Nikon’s newest DSLR, the D7000, is also one of the better in its class. Having a brand new and amazing User Definable Options (U1, U2) right on the function selector dial, these helpful shortcuts let you set, retail store and change your video cameras setting without needing to go deep in to the menu system! I’m envious. I want my D300S to possess this. Actually, I’m considering getting the D7000 for this feature alone. There are other features I, among others (from what I saw countless times) love concerning this camera, too, such as:
Full 1080p HI-DEF video
Light in weight, but still ergonomically comfortable
Best-in-class high ISO photos
Quiet… Very quiet operation…Shhh…
Ground-busting 2,016-Segment RGB Meter
Superior weather and dust sealing
Six fps continuous shooting around 100 shots

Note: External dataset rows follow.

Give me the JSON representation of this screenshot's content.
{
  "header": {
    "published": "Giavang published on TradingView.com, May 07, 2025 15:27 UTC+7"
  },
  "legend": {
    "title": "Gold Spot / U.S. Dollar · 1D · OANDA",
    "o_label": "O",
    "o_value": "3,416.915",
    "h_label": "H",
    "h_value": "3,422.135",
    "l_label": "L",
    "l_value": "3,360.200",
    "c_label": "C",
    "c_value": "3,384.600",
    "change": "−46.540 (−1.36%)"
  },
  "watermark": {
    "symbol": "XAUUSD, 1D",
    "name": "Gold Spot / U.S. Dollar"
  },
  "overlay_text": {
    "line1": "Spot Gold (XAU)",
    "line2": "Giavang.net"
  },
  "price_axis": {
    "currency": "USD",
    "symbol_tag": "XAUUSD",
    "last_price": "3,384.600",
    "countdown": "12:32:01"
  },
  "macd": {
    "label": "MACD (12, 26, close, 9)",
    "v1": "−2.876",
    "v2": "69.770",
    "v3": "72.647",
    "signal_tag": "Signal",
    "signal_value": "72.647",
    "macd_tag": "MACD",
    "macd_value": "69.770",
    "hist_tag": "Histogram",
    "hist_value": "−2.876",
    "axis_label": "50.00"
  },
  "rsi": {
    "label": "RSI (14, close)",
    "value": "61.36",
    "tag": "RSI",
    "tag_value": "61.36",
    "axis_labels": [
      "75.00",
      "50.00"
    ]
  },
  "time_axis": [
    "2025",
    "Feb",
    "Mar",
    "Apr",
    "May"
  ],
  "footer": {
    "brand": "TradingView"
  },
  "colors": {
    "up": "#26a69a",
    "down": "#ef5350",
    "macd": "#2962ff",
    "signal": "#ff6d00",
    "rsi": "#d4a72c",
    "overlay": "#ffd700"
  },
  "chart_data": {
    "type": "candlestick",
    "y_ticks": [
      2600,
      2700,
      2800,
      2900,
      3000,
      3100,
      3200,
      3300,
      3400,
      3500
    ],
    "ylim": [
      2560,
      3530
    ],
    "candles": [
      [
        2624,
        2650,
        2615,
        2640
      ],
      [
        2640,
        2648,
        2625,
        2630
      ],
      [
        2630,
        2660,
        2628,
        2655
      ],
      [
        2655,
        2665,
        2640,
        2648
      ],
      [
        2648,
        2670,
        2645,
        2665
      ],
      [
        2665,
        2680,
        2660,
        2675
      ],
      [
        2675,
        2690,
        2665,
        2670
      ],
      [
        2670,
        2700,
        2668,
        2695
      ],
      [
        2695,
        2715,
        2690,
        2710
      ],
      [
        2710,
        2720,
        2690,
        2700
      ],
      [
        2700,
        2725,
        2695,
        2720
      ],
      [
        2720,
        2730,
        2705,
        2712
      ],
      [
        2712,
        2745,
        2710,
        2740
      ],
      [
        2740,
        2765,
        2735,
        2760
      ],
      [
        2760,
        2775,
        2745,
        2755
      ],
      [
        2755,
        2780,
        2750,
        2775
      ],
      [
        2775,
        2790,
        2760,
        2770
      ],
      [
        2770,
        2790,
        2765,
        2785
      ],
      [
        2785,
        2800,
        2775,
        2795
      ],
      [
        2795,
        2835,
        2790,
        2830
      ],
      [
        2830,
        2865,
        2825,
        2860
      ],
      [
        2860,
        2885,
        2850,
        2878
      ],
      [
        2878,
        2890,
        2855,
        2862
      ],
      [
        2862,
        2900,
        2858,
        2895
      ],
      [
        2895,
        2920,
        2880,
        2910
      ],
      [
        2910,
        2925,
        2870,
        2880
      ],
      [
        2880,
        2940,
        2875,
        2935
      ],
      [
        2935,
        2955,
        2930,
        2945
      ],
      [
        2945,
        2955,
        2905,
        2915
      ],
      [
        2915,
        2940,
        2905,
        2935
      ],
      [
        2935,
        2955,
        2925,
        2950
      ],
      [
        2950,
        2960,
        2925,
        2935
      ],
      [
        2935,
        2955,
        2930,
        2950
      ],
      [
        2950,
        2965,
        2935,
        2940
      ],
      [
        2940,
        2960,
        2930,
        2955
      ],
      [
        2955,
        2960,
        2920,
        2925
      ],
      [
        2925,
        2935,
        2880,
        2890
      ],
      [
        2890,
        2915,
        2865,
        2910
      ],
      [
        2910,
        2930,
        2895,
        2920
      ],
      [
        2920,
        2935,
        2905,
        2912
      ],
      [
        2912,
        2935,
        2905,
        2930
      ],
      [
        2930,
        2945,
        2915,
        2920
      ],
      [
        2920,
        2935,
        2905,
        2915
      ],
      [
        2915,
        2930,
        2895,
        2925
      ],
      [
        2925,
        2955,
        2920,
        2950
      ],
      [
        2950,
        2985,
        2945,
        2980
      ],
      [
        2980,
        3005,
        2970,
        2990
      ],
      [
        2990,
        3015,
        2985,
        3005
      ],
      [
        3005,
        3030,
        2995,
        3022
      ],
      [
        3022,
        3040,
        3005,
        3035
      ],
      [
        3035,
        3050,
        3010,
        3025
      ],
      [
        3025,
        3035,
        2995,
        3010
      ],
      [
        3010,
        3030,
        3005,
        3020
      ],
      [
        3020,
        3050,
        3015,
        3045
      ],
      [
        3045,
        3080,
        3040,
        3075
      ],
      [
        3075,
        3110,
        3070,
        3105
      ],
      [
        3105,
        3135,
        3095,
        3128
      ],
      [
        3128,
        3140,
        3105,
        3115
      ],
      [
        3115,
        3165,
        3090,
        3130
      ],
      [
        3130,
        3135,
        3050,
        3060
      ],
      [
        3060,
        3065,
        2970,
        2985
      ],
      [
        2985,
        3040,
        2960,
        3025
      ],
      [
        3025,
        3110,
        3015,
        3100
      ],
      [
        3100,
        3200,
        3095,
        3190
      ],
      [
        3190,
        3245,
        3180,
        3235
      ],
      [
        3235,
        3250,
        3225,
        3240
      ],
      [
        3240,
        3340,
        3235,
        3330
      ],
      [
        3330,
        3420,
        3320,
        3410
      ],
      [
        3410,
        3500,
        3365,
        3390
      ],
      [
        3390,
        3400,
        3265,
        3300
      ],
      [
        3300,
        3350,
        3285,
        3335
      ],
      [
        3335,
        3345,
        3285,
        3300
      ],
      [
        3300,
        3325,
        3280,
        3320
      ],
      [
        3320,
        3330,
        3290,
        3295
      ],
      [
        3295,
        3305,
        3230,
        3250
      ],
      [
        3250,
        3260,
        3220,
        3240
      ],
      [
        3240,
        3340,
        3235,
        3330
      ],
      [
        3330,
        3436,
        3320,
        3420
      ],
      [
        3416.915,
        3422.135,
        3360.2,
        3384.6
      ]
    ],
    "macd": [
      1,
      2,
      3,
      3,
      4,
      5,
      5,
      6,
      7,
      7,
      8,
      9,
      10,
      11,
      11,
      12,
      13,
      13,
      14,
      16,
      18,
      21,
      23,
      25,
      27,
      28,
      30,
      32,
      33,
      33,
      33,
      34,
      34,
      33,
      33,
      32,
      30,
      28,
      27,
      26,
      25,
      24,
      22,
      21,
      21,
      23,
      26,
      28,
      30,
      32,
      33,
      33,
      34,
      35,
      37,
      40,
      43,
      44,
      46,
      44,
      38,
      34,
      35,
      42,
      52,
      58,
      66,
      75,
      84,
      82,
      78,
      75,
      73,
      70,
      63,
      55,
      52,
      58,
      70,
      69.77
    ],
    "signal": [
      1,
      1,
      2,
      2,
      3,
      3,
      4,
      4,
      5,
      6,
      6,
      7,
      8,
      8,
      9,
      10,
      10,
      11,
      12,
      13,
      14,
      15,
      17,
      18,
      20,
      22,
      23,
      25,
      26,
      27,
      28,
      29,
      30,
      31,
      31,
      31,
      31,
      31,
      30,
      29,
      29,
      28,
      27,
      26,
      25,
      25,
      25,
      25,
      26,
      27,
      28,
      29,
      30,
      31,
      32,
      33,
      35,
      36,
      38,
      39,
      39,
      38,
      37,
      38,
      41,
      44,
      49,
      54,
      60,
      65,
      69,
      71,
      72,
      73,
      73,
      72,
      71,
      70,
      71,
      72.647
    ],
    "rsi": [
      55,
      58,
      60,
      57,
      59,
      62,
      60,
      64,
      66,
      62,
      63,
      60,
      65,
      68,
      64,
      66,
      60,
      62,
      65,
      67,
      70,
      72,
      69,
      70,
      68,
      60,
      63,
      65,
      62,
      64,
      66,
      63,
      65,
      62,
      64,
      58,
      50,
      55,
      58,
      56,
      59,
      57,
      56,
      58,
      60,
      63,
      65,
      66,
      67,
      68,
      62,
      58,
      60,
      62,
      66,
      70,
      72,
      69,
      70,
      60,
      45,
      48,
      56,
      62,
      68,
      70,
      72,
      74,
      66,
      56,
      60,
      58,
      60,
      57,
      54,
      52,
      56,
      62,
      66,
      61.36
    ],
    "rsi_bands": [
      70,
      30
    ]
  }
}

New EXPEED 2 image processing
39 autofocus details with nine cross-type sensors
So as you can see, this camera is really a bargain for its price, that is around $1200 (body just.) My exploration on the D7000 wasn’t as in depth as others in it’s class, because of the fact it just got released. And people are having a hard time finding it; it’s always sold-out! I have yet to learn ANYTHING bad on the surveillance camera. All I possibly could find is that it could only bracket three exposures rather than the 5-9 that various other cameras can do. People are raving concerning the fast autofocus, and amazing metering due to the brand-new 2,016-Segment RGB Meter. The Nikon D7000 is already a smash hit during this article. It’s all sold-out. Not surprising to me, since it’s just as good, if not much better than the Nikon D300s that is $300-$400 more. Now if you excuse me, I must go buy this camera.
Best Full Frame DSLR – TIE
Canon 5D Mark II and Nikon D700
After hours of study, I was determined to pick either the 5D Tag II or the D700 as the best professional full body DSLR. One or another. Definitely not both. Well, after those hours of research I did, I failed. My ultimate verdict is certainly that you can’t go wrong with either of these stunning full framework DSLRs. They both supply breathtaking photographs, even at high ISOs. And they both have excellent build quality which will last you years upon a long time. But what are the differences